The US Department of Justice (DOJ) [official website] announced Tuesday that the Philadelphia Immigration Court [official website] has ordered the deportation [press release] of former SS guard Anton Geiser to Austria for serving as an armed guard at the Sachsenhausen and the Buchenwald concentration camps during World War II. Geiser, who has been living in southwestern Pennsylvania since 1960, admitted to the allegations in the charging document. The court found that Geiser is removable under the 1978 Holtzman Amendment to the Immigration and Nationality Act [text] because a visa may not be granted to anyone who was involved in persecutions based on race, religion, or national origin. Assistant US Attorney General Lanny Breuer [official profile] said, "[a]s a Nazi concentration camp guard during World War II, Anton Geiser must be held to account for his role in the persecution of countless men, women and children. The long passage of time will not diminish our resolve to deny refuge to such individuals." Geiser is currently not in custody and can appeal his case to the Board of Immigration Appeals [official website] in Washington, DC.
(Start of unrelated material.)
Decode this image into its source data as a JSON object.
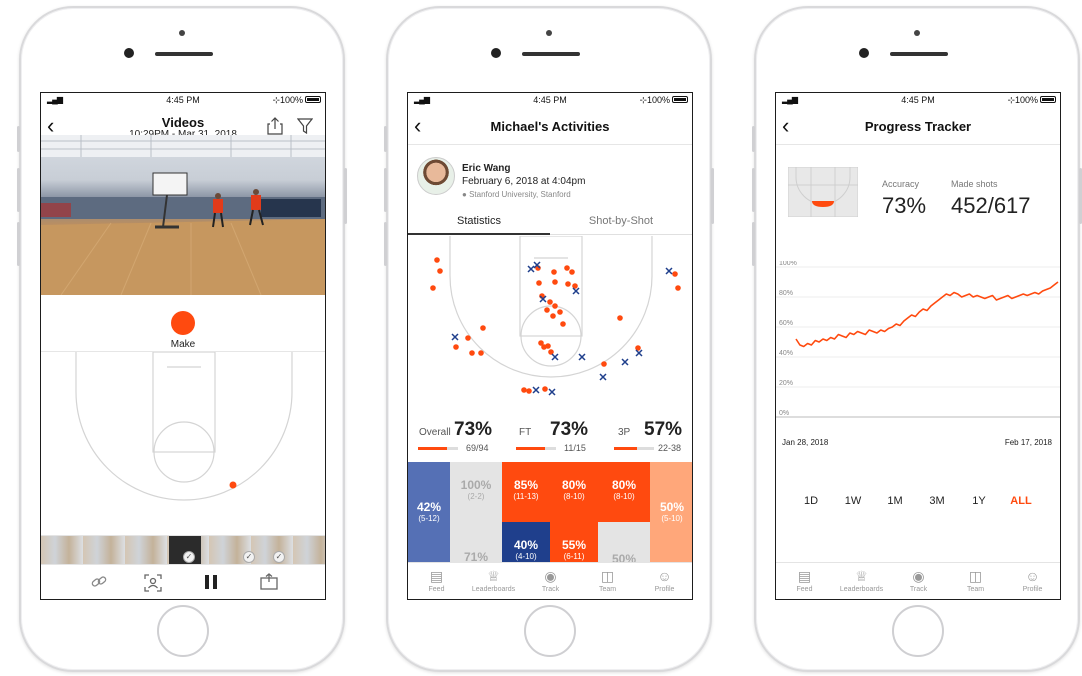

In 2008, the US Court of Appeals for the Third Circuit revoked [JURIST report] Geiser's US citizenship because he had obtained it illegally. The DOJ alleged [complaint] that the US government mistakenly granted him a visa in 1956 and then citizenship in 1962 without knowledge of his affiliation with the Nazi regime. In 2006, a district court judge ordered the revocation [opinion, PDF] of Geiser's citizenship, writing that it was legally necessary [8 USC s. 1451] because the citizenship was based on a visa he was ineligible to receive [Refugee Relief Act of 1953 s. 14]. The DOJ's Human Rights and Special Prosecutions Section (HRSP) [official website] handles cases, including Geiser's, aimed at denaturalizing or deporting former Nazis who participated in wartime persecutions.